In 1889, E. W. Lynch and A. G. Gallup formed an undertaking business. Lynch retired in 1892, and in 1893 Lynch sold out to Losey & Dean, leaving only them and Clark as the town's only undertaking firms.
In 1910, B. C. McNamara was added to the list of undertakers. His business, McNamara & Co., included furniture, rugs, picture framing and undertaking and occupied the premises at 222 Laurel Street. He was employed in the undertaking business for 6 years as a licensed embalmer in the Twin Cities prior to coming to Brainerd in 1908 and spent 2 years in Brainerd before going into business for himself.
After the death of Mr. Dean in 1914, Daniel E. Whitney of Sauk Centre, an employee of Losey and Dean, took over operation of the firm. Mr. Whitney had always been active in the Masonry, Past Master of the Chapter, Post Commander of the Commanding Commandry. He had served as County Coroner for 16 years. Mr. Whitney remained at the same location but remodeled in 1929 and again in 1936. His home was at 519 North Bluff, which he built in 1923.
During this era it was customary for the funeral director to bring the casket to the home, help in casketing the body, and provide a hearse to transport the remains from the home to the grave. He also provided extra carriages as needed by the mourners. Services were held in the home, with committal services at the grave. Embalming first began to be used during the Civil War and began in the Brainerd area in the early 1900s. At that time, the funeral director would usually do the embalming in the home.
In 1916-18 George Berggreen at 614 Maple Street was listed as an undertaker. His first place of business was at 714-16 Laurel Street.
During the period 1920-27, only Whitney and McNamara are listed as undertakers in Brainerd.
In 1924, after D. M. Clark retired, B. C. McNamara took over the undertaking business and renamed it the McNamara Funeral Home. During this time embalming was used regularly and the body began to be removed from the home, taken to the funeral home for the embalming, and many times it was returned to the home for the visitation.
Between 1931-34, the undertakers in Brainerd were McNamara, Whitney, and Hector Hoenig, who was located at 218 South 7th Street.
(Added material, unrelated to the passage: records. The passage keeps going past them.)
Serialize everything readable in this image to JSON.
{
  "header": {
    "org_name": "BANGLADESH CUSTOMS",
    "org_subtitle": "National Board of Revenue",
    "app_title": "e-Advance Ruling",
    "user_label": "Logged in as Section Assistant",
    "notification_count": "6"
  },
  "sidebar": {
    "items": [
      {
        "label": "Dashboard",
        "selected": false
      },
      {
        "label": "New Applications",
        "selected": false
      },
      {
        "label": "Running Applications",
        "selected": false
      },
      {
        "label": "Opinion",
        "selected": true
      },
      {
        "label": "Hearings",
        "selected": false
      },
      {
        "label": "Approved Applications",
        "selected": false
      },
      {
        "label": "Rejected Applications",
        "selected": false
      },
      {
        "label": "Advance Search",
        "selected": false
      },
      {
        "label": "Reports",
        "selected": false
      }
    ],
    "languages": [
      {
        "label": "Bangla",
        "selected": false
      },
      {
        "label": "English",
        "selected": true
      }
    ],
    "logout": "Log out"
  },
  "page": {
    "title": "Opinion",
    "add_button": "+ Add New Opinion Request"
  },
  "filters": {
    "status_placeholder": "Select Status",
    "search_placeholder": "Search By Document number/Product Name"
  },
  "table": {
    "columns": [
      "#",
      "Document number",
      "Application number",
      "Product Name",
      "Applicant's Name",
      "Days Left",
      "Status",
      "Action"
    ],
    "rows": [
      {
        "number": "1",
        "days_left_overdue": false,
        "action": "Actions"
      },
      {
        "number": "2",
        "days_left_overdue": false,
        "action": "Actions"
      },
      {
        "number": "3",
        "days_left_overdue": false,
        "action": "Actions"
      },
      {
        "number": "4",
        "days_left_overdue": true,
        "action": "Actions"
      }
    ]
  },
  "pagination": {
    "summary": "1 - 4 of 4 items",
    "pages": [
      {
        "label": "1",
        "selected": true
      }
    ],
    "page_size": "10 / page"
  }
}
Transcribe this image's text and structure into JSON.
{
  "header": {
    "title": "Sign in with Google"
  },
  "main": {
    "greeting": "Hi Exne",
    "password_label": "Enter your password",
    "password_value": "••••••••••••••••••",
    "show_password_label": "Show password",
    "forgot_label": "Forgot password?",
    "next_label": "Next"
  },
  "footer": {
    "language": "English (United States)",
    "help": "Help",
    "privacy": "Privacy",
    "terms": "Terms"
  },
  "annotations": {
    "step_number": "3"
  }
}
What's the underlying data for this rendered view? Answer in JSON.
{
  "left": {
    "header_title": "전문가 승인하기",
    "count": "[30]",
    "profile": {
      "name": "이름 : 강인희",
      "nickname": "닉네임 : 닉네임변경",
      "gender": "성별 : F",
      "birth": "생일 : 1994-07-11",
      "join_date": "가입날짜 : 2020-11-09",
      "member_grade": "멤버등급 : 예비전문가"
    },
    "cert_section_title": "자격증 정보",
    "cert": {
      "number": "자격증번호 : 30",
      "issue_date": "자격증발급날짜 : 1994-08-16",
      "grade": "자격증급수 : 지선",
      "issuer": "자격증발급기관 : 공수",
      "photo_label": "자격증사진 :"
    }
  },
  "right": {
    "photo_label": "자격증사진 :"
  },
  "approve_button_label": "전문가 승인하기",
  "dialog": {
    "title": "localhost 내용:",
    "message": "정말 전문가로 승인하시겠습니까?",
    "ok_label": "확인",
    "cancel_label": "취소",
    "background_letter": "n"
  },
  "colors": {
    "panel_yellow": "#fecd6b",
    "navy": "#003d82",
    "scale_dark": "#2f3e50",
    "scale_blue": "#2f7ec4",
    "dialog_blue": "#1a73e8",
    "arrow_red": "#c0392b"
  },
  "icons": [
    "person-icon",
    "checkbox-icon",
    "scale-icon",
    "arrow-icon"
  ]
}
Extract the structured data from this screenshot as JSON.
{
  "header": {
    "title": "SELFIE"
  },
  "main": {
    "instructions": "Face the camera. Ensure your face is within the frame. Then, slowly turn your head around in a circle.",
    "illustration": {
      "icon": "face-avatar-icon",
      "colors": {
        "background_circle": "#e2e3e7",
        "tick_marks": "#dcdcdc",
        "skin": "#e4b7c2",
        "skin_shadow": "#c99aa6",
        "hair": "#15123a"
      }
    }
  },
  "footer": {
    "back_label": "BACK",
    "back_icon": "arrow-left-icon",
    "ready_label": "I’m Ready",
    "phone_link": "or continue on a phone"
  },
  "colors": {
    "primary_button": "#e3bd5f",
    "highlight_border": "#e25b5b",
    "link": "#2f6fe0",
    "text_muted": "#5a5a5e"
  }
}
Hector Hoenig later purchased the McNamara Funeral Home and thus the name became the Hoenig Funeral Home. By 1940, the custom of viewing bodies and holding services in a private home had almost completely transferred to the funeral home and the funeral home now was being used for all the aspects of the funeral service.
In 1935 Gerry Halvorson opened his funeral home and in about 1957 D. W. Johnson joined Halvorson, forming the Halvorson-Johnson Funeral Home.
In 1954, John Nelson purchased the Whitney Funeral Home at 720 Front Street and in 1956, Thomas Doran purchased the Hoenig Funeral Home at 502 Front Street. In 1960, the Nelson Funeral Chapel and the Doran Funeral Chapel merged to create the Nelson-Doran Funeral Home and built their facility at its current location on the east side of Brainerd.
Since 1960, Nelson-Doran and Halvorson-Johnson have been the only two funeral homes in operation in the City of Brainerd.
[Adapted from History of Nelson-Doran Funeral Home on file in the Research Library.]
Last Updated: January 1, 2018